Random Scenes From Burning Man 2009
When our merry band of 'Burner's attended Burning Man this year, it meant a 20 hour road trip from Phoenix, Arizona to a nameless spot on a map in northern Nevada. On any such road trip, things are bound to happen. Bizarre iPod play lists will be created, countless bags of junk food will consumed and strange conversations are bound to come out of the most random comments.
Somewhere north of Las Vegas but south of Tonapah, while savoring a bag of Nacho Cheese Dorritos, I asked my fellow burners if they had any idea where the Nacho Cheese on the chips actually came from. They all shrugged as we listened to the eighth song by "The Doors" in a row. "Tank Car #47." was my response. My fellow passengers glanced at me with a collective, "Huh?".
"Tank Car #47", I repeated. "Allow me to explain.", and I related the following tale.
While attending high school back in 1974 I had to take chemistry class. I don't know if they still require these types of classes in high school, but considering the liability of using Bunsen burners and playing with chemicals in modern society, I sort of doubt it. I can't say I was a great chemistry student. Most of my mental ability as a 16 year old was taken up by thinking about girls and cars. Molecular structure and chemical reactions were not high on my list. However, I was lucky to have an old school chemistry teacher that was no slouch. He knew how to impress.
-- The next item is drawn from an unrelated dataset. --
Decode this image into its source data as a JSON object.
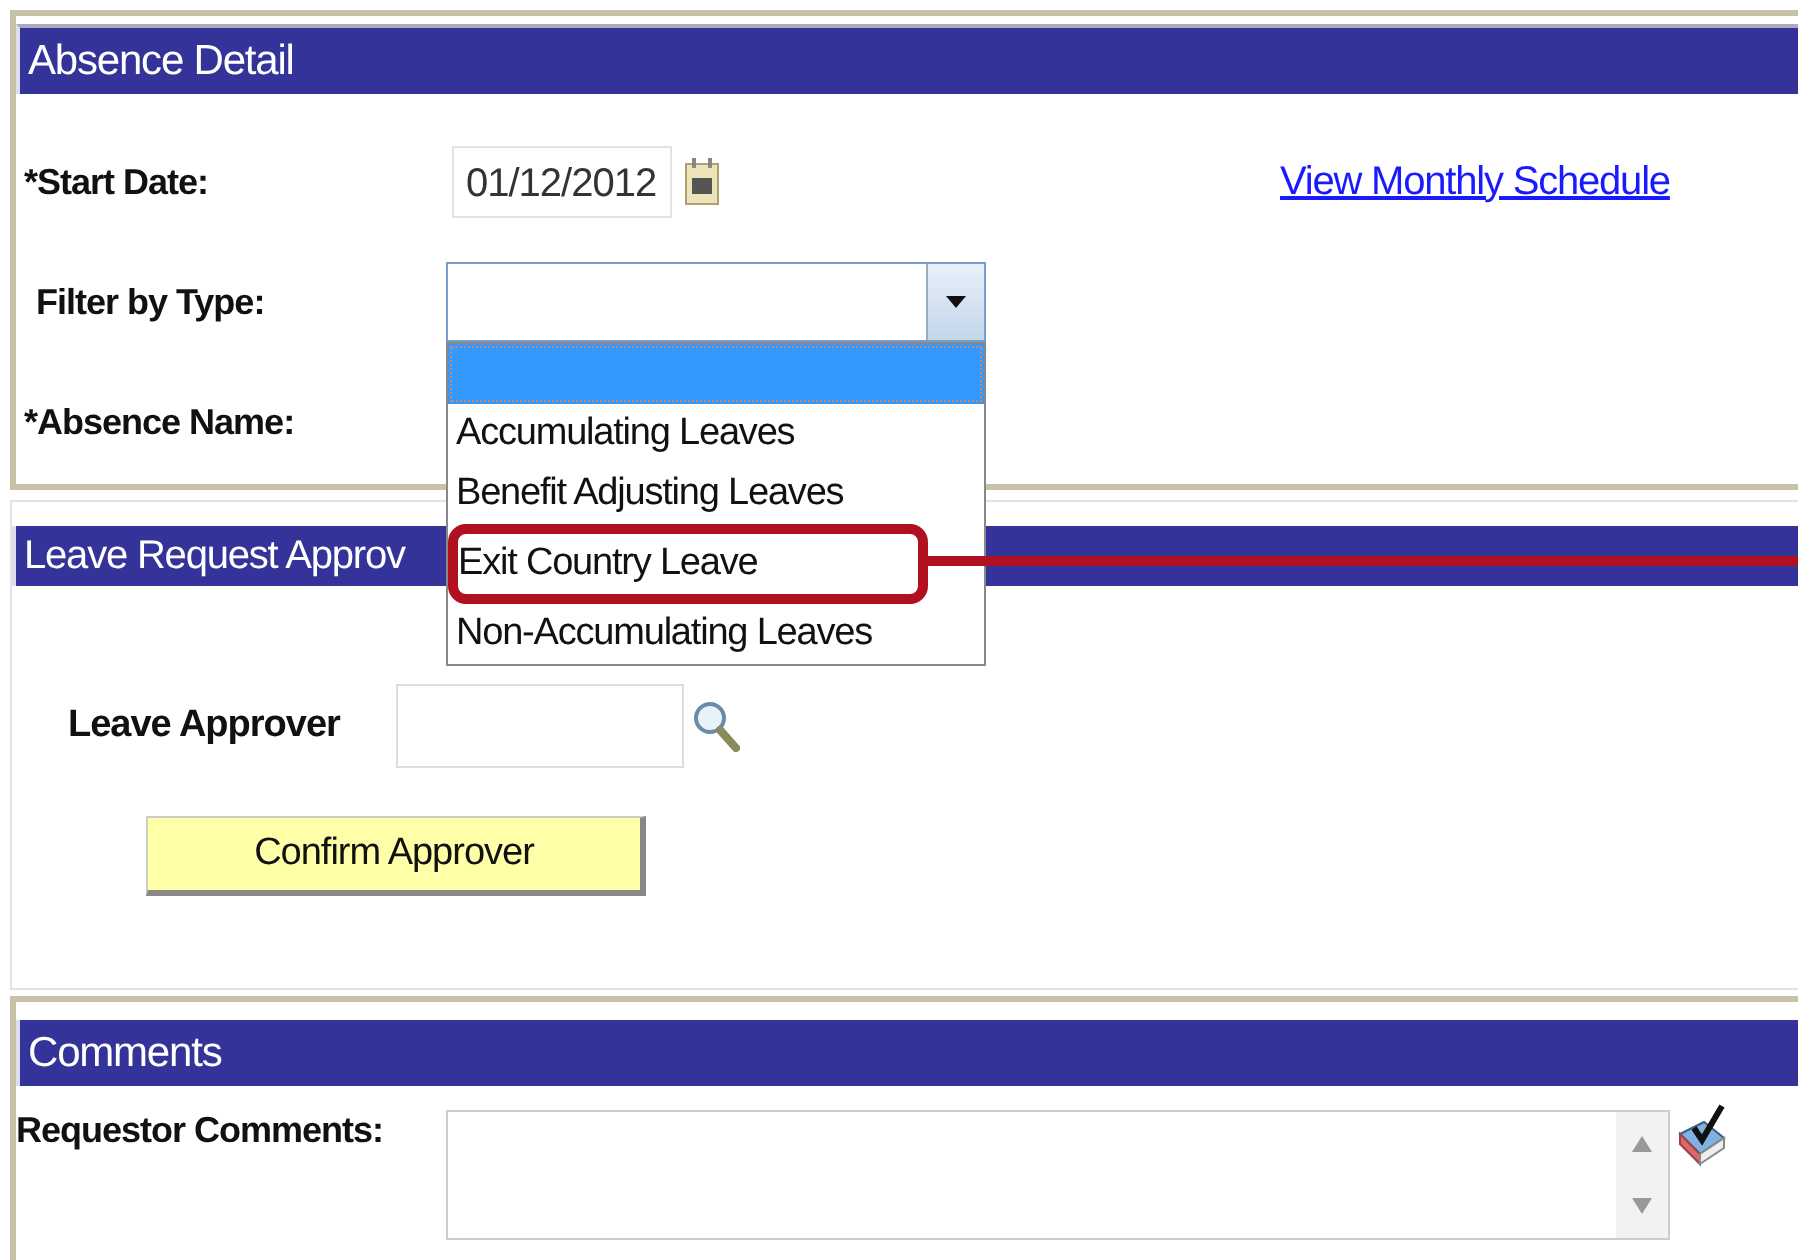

So on one cold, fall, South Dakota day, I sat in the front row of chemistry class as the teacher handed out a list of chemicals along with instructions for what to do with them. I could have cared less. What was the point? But since I was stuck there for 45 minutes, might as well make the best of it. I mixed the chemicals together, then emulsified them (dissolved them in water) and then I put the mixture on top of a burner to vaporize (boil) it, and then trapped the emitted steam in a jar and placed it upside down on my desk. This took about 30 minutes in all. Once the seemingly empty jars had cooled the teacher told us to pick them up, remove the blotter from beneath them and smell the contents. Smell the contents? WTF?
As I did, a rush of Juicy Fruit gum invaded my nose. It smelled like there were 30 packs of gum inside the jar. "This smells like chewing gum.", I exclaimed!
"Where do you think the flavor comes from? Juicy Fruit Trees?", was the teacher's response.
That was the eye opener. It was then that I realized that all the stuff I put in my mouth, didn't necessarily grow out of the ground. It grew out of a factory. So when ever I am stopped at a railroad crossing and watching the freight trains roll by with dozens of tank cars in tow, I guess what is inside each one; cooking oil, red dye #3, nacho cheese emulsion, juice fruit syrup, motor oil, windshield washer fluid...etc.
At the thought of this, my fellow burners made a collective 'ewwww' and stopped eating their processed, packaged snacks....for about 2 minutes.
After that, our fellow burner from back east pointed up at the sky and said, "See those chem-trails? I read that the Federal Government puts additives in jet fuel that secretly seeds the atmosphere in order to change the weather.
We all looked at each other in silence. For the rest of the trip we never looked at a freight train or a jet contrail the same.
The trip just got more and more strange after that.
For more images of Burning Man, visit my Flickr Page